About this task
Retype the entries below word for word, leaving none out.

Records provided
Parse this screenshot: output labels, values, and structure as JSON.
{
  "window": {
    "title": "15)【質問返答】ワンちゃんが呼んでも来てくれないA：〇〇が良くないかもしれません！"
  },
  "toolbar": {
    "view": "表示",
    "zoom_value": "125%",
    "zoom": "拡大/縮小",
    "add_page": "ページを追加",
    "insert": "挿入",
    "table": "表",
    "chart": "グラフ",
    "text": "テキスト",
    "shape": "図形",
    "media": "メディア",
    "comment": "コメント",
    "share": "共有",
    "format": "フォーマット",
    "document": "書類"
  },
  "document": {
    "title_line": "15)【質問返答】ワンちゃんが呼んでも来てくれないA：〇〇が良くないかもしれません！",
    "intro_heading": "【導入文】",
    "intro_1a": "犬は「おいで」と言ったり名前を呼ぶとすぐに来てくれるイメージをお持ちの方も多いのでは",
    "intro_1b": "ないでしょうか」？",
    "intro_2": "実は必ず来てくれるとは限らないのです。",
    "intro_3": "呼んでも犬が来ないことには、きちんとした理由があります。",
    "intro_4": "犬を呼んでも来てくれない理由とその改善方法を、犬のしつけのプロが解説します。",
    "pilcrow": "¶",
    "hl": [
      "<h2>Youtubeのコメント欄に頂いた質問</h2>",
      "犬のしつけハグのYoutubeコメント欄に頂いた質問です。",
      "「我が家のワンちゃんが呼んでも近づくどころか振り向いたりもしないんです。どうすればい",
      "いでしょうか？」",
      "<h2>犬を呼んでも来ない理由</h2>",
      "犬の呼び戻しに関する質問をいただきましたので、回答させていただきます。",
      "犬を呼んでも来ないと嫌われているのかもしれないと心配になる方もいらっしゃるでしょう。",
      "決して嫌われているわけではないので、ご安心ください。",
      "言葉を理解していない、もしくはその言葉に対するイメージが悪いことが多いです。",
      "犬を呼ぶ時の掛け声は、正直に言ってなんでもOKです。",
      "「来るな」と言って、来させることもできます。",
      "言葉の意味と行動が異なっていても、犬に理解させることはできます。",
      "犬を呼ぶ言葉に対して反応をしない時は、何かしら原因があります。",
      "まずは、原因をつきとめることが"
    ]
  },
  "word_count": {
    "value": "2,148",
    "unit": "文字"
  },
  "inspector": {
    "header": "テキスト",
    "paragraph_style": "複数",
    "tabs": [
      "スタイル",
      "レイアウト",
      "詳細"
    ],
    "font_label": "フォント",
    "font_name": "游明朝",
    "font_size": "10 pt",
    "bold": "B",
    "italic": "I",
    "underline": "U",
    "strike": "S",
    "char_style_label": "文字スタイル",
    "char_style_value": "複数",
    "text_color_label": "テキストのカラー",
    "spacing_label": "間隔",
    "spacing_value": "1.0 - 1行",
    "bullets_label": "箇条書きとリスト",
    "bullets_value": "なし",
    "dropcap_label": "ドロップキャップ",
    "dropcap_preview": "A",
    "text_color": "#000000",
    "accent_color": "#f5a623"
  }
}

Result
Parse this screenshot: output labels, values, and structure as JSON.
{
  "window": {
    "title": "15)【質問返答】ワンちゃんが呼んでも来てくれないA：〇〇が良くないかもしれません！"
  },
  "toolbar": {
    "view": "表示",
    "zoom_value": "125%",
    "zoom": "拡大/縮小",
    "add_page": "ページを追加",
    "insert": "挿入",
    "table": "表",
    "chart": "グラフ",
    "text": "テキスト",
    "shape": "図形",
    "media": "メディア",
    "comment": "コメント",
    "share": "共有",
    "format": "フォーマット",
    "document": "書類"
  },
  "document": {
    "title_line": "15)【質問返答】ワンちゃんが呼んでも来てくれないA：〇〇が良くないかもしれません！",
    "intro_heading": "【導入文】",
    "intro_1a": "犬は「おいで」と言ったり名前を呼ぶとすぐに来てくれるイメージをお持ちの方も多いのでは",
    "intro_1b": "ないでしょうか」？",
    "intro_2": "実は必ず来てくれるとは限らないのです。",
    "intro_3": "呼んでも犬が来ないことには、きちんとした理由があります。",
    "intro_4": "犬を呼んでも来てくれない理由とその改善方法を、犬のしつけのプロが解説します。",
    "pilcrow": "¶",
    "hl": [
      "<h2>Youtubeのコメント欄に頂いた質問</h2>",
      "犬のしつけハグのYoutubeコメント欄に頂いた質問です。",
      "「我が家のワンちゃんが呼んでも近づくどころか振り向いたりもしないんです。どうすればい",
      "いでしょうか？」",
      "<h2>犬を呼んでも来ない理由</h2>",
      "犬の呼び戻しに関する質問をいただきましたので、回答させていただきます。",
      "犬を呼んでも来ないと嫌われているのかもしれないと心配になる方もいらっしゃるでしょう。",
      "決して嫌われているわけではないので、ご安心ください。",
      "言葉を理解していない、もしくはその言葉に対するイメージが悪いことが多いです。",
      "犬を呼ぶ時の掛け声は、正直に言ってなんでもOKです。",
      "「来るな」と言って、来させることもできます。",
      "言葉の意味と行動が異なっていても、犬に理解させることはできます。",
      "犬を呼ぶ言葉に対して反応をしない時は、何かしら原因があります。",
      "まずは、原因をつきとめることが"
    ]
  },
  "word_count": {
    "value": "2,148",
    "unit": "文字"
  },
  "inspector": {
    "header": "テキスト",
    "paragraph_style": "複数",
    "tabs": [
      "スタイル",
      "レイアウト",
      "詳細"
    ],
    "font_label": "フォント",
    "font_name": "游明朝",
    "font_size": "10 pt",
    "bold": "B",
    "italic": "I",
    "underline": "U",
    "strike": "S",
    "char_style_label": "文字スタイル",
    "char_style_value": "複数",
    "text_color_label": "テキストのカラー",
    "spacing_label": "間隔",
    "spacing_value": "1.0 - 1行",
    "bullets_label": "箇条書きとリスト",
    "bullets_value": "なし",
    "dropcap_label": "ドロップキャップ",
    "dropcap_preview": "A",
    "text_color": "#000000",
    "accent_color": "#f5a623"
  }
}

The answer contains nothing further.